> [AIM OF THE TASK]
With the pictures left out, repeat every entry that follows exactly.

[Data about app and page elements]
-=-=-=-=-
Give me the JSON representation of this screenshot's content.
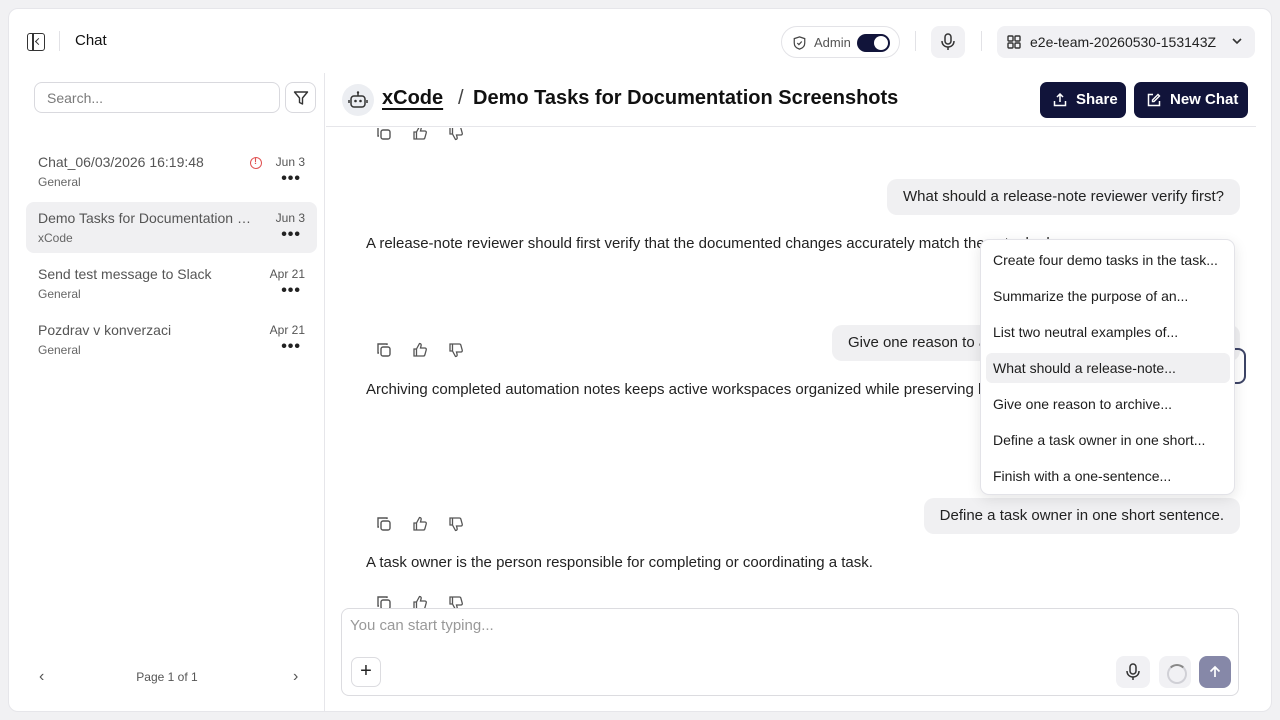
{
  "app": {
    "title": "Chat"
  },
  "topbar": {
    "admin_label": "Admin",
    "admin_enabled": true,
    "team_name": "e2e-team-20260530-153143Z"
  },
  "sidebar": {
    "search_placeholder": "Search...",
    "chats": [
      {
        "name": "Chat_06/03/2026 16:19:48",
        "workspace": "General",
        "date": "Jun 3",
        "has_error": true,
        "active": false
      },
      {
        "name": "Demo Tasks for Documentation Screenshots",
        "workspace": "xCode",
        "date": "Jun 3",
        "has_error": false,
        "active": true
      },
      {
        "name": "Send test message to Slack",
        "workspace": "General",
        "date": "Apr 21",
        "has_error": false,
        "active": false
      },
      {
        "name": "Pozdrav v konverzaci",
        "workspace": "General",
        "date": "Apr 21",
        "has_error": false,
        "active": false
      }
    ],
    "more_label": "•••",
    "pagination": {
      "label": "Page 1 of 1",
      "prev": "‹",
      "next": "›"
    }
  },
  "header": {
    "project": "xCode",
    "separator": "/",
    "chat_title": "Demo Tasks for Documentation Screenshots",
    "share_label": "Share",
    "new_chat_label": "New Chat"
  },
  "conversation": {
    "messages": [
      {
        "role": "user",
        "text": "What should a release-note reviewer verify first?"
      },
      {
        "role": "assistant",
        "text": "A release-note reviewer should first verify that the documented changes accurately match the actual release scope."
      },
      {
        "role": "user",
        "text": "Give one reason to archive completed automation notes."
      },
      {
        "role": "assistant",
        "text": "Archiving completed automation notes keeps active workspaces organized while preserving history for future reference."
      },
      {
        "role": "user",
        "text": "Define a task owner in one short sentence."
      },
      {
        "role": "assistant",
        "text": "A task owner is the person responsible for completing or coordinating a task."
      }
    ]
  },
  "prompt_menu": {
    "items": [
      "Create four demo tasks in the task...",
      "Summarize the purpose of an...",
      "List two neutral examples of...",
      "What should a release-note...",
      "Give one reason to archive...",
      "Define a task owner in one short...",
      "Finish with a one-sentence..."
    ],
    "highlighted_index": 3
  },
  "composer": {
    "placeholder": "You can start typing...",
    "add_label": "+"
  },
  "colors": {
    "primary": "#11143a",
    "send_disabled": "#8688a8",
    "error": "#e05252"
  }
}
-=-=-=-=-
> [RESULT OF THIS TASK]
Give me the JSON representation of this screenshot's content.
{
  "app": {
    "title": "Chat"
  },
  "topbar": {
    "admin_label": "Admin",
    "admin_enabled": true,
    "team_name": "e2e-team-20260530-153143Z"
  },
  "sidebar": {
    "search_placeholder": "Search...",
    "chats": [
      {
        "name": "Chat_06/03/2026 16:19:48",
        "workspace": "General",
        "date": "Jun 3",
        "has_error": true,
        "active": false
      },
      {
        "name": "Demo Tasks for Documentation Screenshots",
        "workspace": "xCode",
        "date": "Jun 3",
        "has_error": false,
        "active": true
      },
      {
        "name": "Send test message to Slack",
        "workspace": "General",
        "date": "Apr 21",
        "has_error": false,
        "active": false
      },
      {
        "name": "Pozdrav v konverzaci",
        "workspace": "General",
        "date": "Apr 21",
        "has_error": false,
        "active": false
      }
    ],
    "more_label": "•••",
    "pagination": {
      "label": "Page 1 of 1",
      "prev": "‹",
      "next": "›"
    }
  },
  "header": {
    "project": "xCode",
    "separator": "/",
    "chat_title": "Demo Tasks for Documentation Screenshots",
    "share_label": "Share",
    "new_chat_label": "New Chat"
  },
  "conversation": {
    "messages": [
      {
        "role": "user",
        "text": "What should a release-note reviewer verify first?"
      },
      {
        "role": "assistant",
        "text": "A release-note reviewer should first verify that the documented changes accurately match the actual release scope."
      },
      {
        "role": "user",
        "text": "Give one reason to archive completed automation notes."
      },
      {
        "role": "assistant",
        "text": "Archiving completed automation notes keeps active workspaces organized while preserving history for future reference."
      },
      {
        "role": "user",
        "text": "Define a task owner in one short sentence."
      },
      {
        "role": "assistant",
        "text": "A task owner is the person responsible for completing or coordinating a task."
      }
    ]
  },
  "prompt_menu": {
    "items": [
      "Create four demo tasks in the task...",
      "Summarize the purpose of an...",
      "List two neutral examples of...",
      "What should a release-note...",
      "Give one reason to archive...",
      "Define a task owner in one short...",
      "Finish with a one-sentence..."
    ],
    "highlighted_index": 3
  },
  "composer": {
    "placeholder": "You can start typing...",
    "add_label": "+"
  },
  "colors": {
    "primary": "#11143a",
    "send_disabled": "#8688a8",
    "error": "#e05252"
  }
}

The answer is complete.